* What you need to do
Copy each line of the records that holds the string "Años".

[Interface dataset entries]
______

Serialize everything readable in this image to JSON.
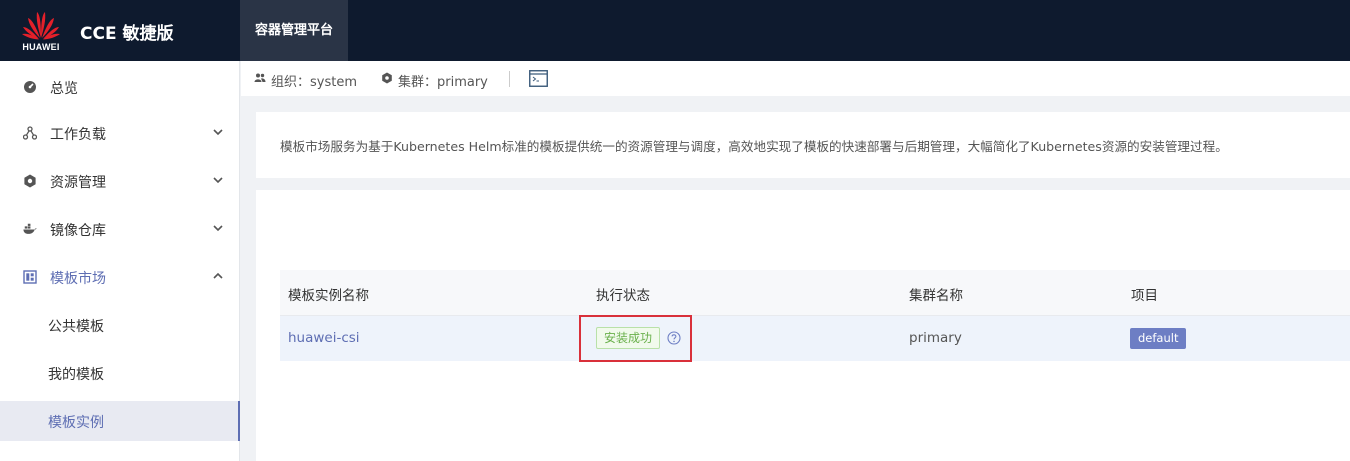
{
  "header": {
    "brand": "HUAWEI",
    "product_title": "CCE 敏捷版",
    "active_tab": "容器管理平台"
  },
  "sidebar": {
    "items": [
      {
        "label": "总览",
        "icon": "dashboard-icon"
      },
      {
        "label": "工作负载",
        "icon": "workload-icon",
        "expanded": false
      },
      {
        "label": "资源管理",
        "icon": "resource-icon",
        "expanded": false
      },
      {
        "label": "镜像仓库",
        "icon": "docker-icon",
        "expanded": false
      },
      {
        "label": "模板市场",
        "icon": "template-market-icon",
        "expanded": true
      }
    ],
    "sub_items": [
      {
        "label": "公共模板",
        "active": false
      },
      {
        "label": "我的模板",
        "active": false
      },
      {
        "label": "模板实例",
        "active": true
      }
    ]
  },
  "infobar": {
    "org_label": "组织：system",
    "cluster_label": "集群：primary"
  },
  "description": "模板市场服务为基于Kubernetes Helm标准的模板提供统一的资源管理与调度，高效地实现了模板的快速部署与后期管理，大幅简化了Kubernetes资源的安装管理过程。",
  "table": {
    "headers": [
      "模板实例名称",
      "执行状态",
      "集群名称",
      "项目"
    ],
    "rows": [
      {
        "name": "huawei-csi",
        "status": "安装成功",
        "cluster": "primary",
        "project": "default"
      }
    ]
  },
  "colors": {
    "topbar": "#0e1a2e",
    "accent": "#5e6eb3",
    "success": "#6ab04c",
    "highlight": "#d9303a"
  }
}
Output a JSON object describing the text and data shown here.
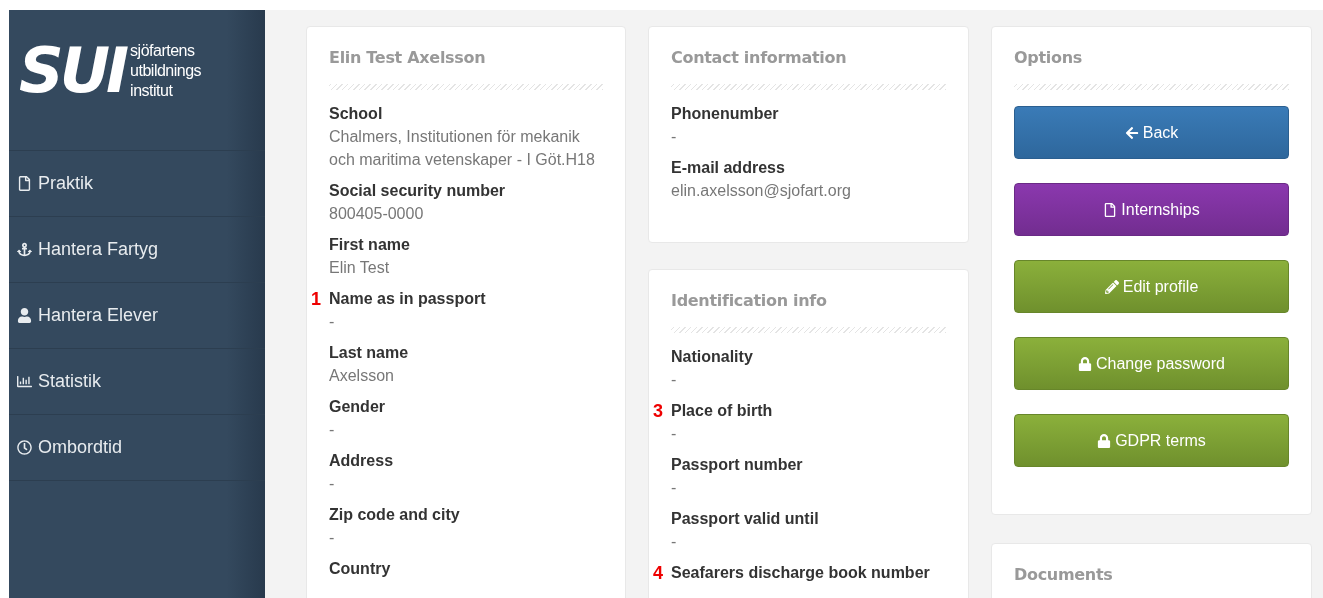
{
  "logo": {
    "mark": "SUI",
    "lines": [
      "sjöfartens",
      "utbildnings",
      "institut"
    ]
  },
  "sidebar": {
    "items": [
      {
        "label": "Praktik"
      },
      {
        "label": "Hantera Fartyg"
      },
      {
        "label": "Hantera Elever"
      },
      {
        "label": "Statistik"
      },
      {
        "label": "Ombordtid"
      }
    ]
  },
  "profile_card": {
    "title": "Elin Test Axelsson",
    "fields": [
      {
        "label": "School",
        "value": "Chalmers, Institutionen för mekanik och maritima vetenskaper - I Göt.H18"
      },
      {
        "label": "Social security number",
        "value": "800405-0000"
      },
      {
        "label": "First name",
        "value": "Elin Test"
      },
      {
        "label": "Name as in passport",
        "value": "-",
        "marker": "1"
      },
      {
        "label": "Last name",
        "value": "Axelsson"
      },
      {
        "label": "Gender",
        "value": "-"
      },
      {
        "label": "Address",
        "value": "-"
      },
      {
        "label": "Zip code and city",
        "value": "-"
      },
      {
        "label": "Country"
      }
    ]
  },
  "contact_card": {
    "title": "Contact information",
    "fields": [
      {
        "label": "Phonenumber",
        "value": "-"
      },
      {
        "label": "E-mail address",
        "value": "elin.axelsson@sjofart.org"
      }
    ]
  },
  "identification_card": {
    "title": "Identification info",
    "fields": [
      {
        "label": "Nationality",
        "value": "-"
      },
      {
        "label": "Place of birth",
        "value": "-",
        "marker": "3"
      },
      {
        "label": "Passport number",
        "value": "-"
      },
      {
        "label": "Passport valid until",
        "value": "-"
      },
      {
        "label": "Seafarers discharge book number",
        "marker": "4"
      }
    ]
  },
  "options_card": {
    "title": "Options",
    "buttons": [
      {
        "label": "Back",
        "kind": "primary"
      },
      {
        "label": "Internships",
        "kind": "purple"
      },
      {
        "label": "Edit profile",
        "kind": "success"
      },
      {
        "label": "Change password",
        "kind": "success"
      },
      {
        "label": "GDPR terms",
        "kind": "success"
      }
    ]
  },
  "documents_card": {
    "title": "Documents"
  }
}
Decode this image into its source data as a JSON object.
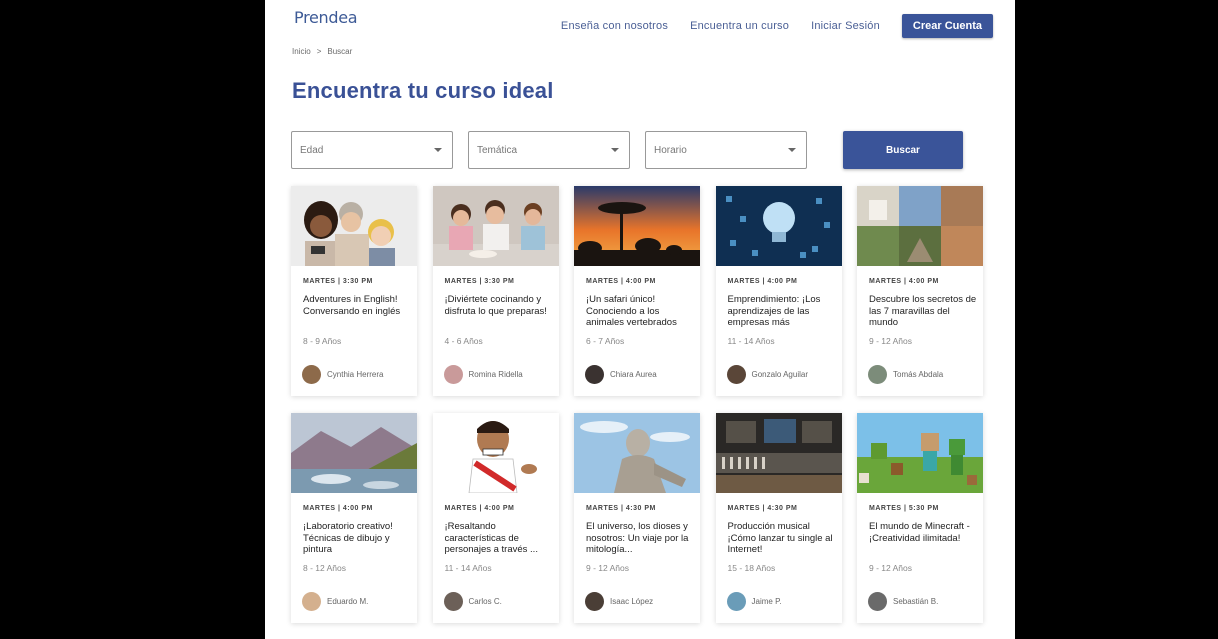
{
  "header": {
    "logo": "Prendea",
    "nav": [
      "Enseña con nosotros",
      "Encuentra un curso",
      "Iniciar Sesión"
    ],
    "cta": "Crear Cuenta"
  },
  "breadcrumb": [
    "Inicio",
    ">",
    "Buscar"
  ],
  "page_title": "Encuentra tu curso ideal",
  "filters": {
    "age": "Edad",
    "topic": "Temática",
    "schedule": "Horario",
    "search_button": "Buscar"
  },
  "courses": [
    {
      "meta": "MARTES | 3:30 PM",
      "title": "Adventures in English! Conversando en inglés",
      "age": "8 - 9 Años",
      "teacher": "Cynthia Herrera"
    },
    {
      "meta": "MARTES | 3:30 PM",
      "title": "¡Diviértete cocinando y disfruta lo que preparas!",
      "age": "4 - 6 Años",
      "teacher": "Romina Ridella"
    },
    {
      "meta": "MARTES | 4:00 PM",
      "title": "¡Un safari único! Conociendo a los animales vertebrados",
      "age": "6 - 7 Años",
      "teacher": "Chiara Aurea"
    },
    {
      "meta": "MARTES | 4:00 PM",
      "title": "Emprendimiento: ¡Los aprendizajes de las empresas más",
      "age": "11 - 14 Años",
      "teacher": "Gonzalo Aguilar"
    },
    {
      "meta": "MARTES | 4:00 PM",
      "title": "Descubre los secretos de las 7 maravillas del mundo",
      "age": "9 - 12 Años",
      "teacher": "Tomás Abdala"
    },
    {
      "meta": "MARTES | 4:00 PM",
      "title": "¡Laboratorio creativo! Técnicas de dibujo y pintura",
      "age": "8 - 12 Años",
      "teacher": "Eduardo M."
    },
    {
      "meta": "MARTES | 4:00 PM",
      "title": "¡Resaltando características de personajes a través ...",
      "age": "11 - 14 Años",
      "teacher": "Carlos C."
    },
    {
      "meta": "MARTES | 4:30 PM",
      "title": "El universo, los dioses y nosotros: Un viaje por la mitología...",
      "age": "9 - 12 Años",
      "teacher": "Isaac López"
    },
    {
      "meta": "MARTES | 4:30 PM",
      "title": "Producción musical ¡Cómo lanzar tu single al Internet!",
      "age": "15 - 18 Años",
      "teacher": "Jaime P."
    },
    {
      "meta": "MARTES | 5:30 PM",
      "title": "El mundo de Minecraft - ¡Creatividad ilimitada!",
      "age": "9 - 12 Años",
      "teacher": "Sebastián B."
    }
  ],
  "colors": {
    "brand": "#3a5499",
    "title": "#3a5196"
  }
}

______

* Answer section
      "age": "8 - 9 Años",
      "age": "4 - 6 Años",
      "age": "6 - 7 Años",
      "age": "11 - 14 Años",
      "age": "9 - 12 Años",
      "age": "8 - 12 Años",
      "age": "11 - 14 Años",
      "age": "9 - 12 Años",
      "age": "15 - 18 Años",
      "age": "9 - 12 Años",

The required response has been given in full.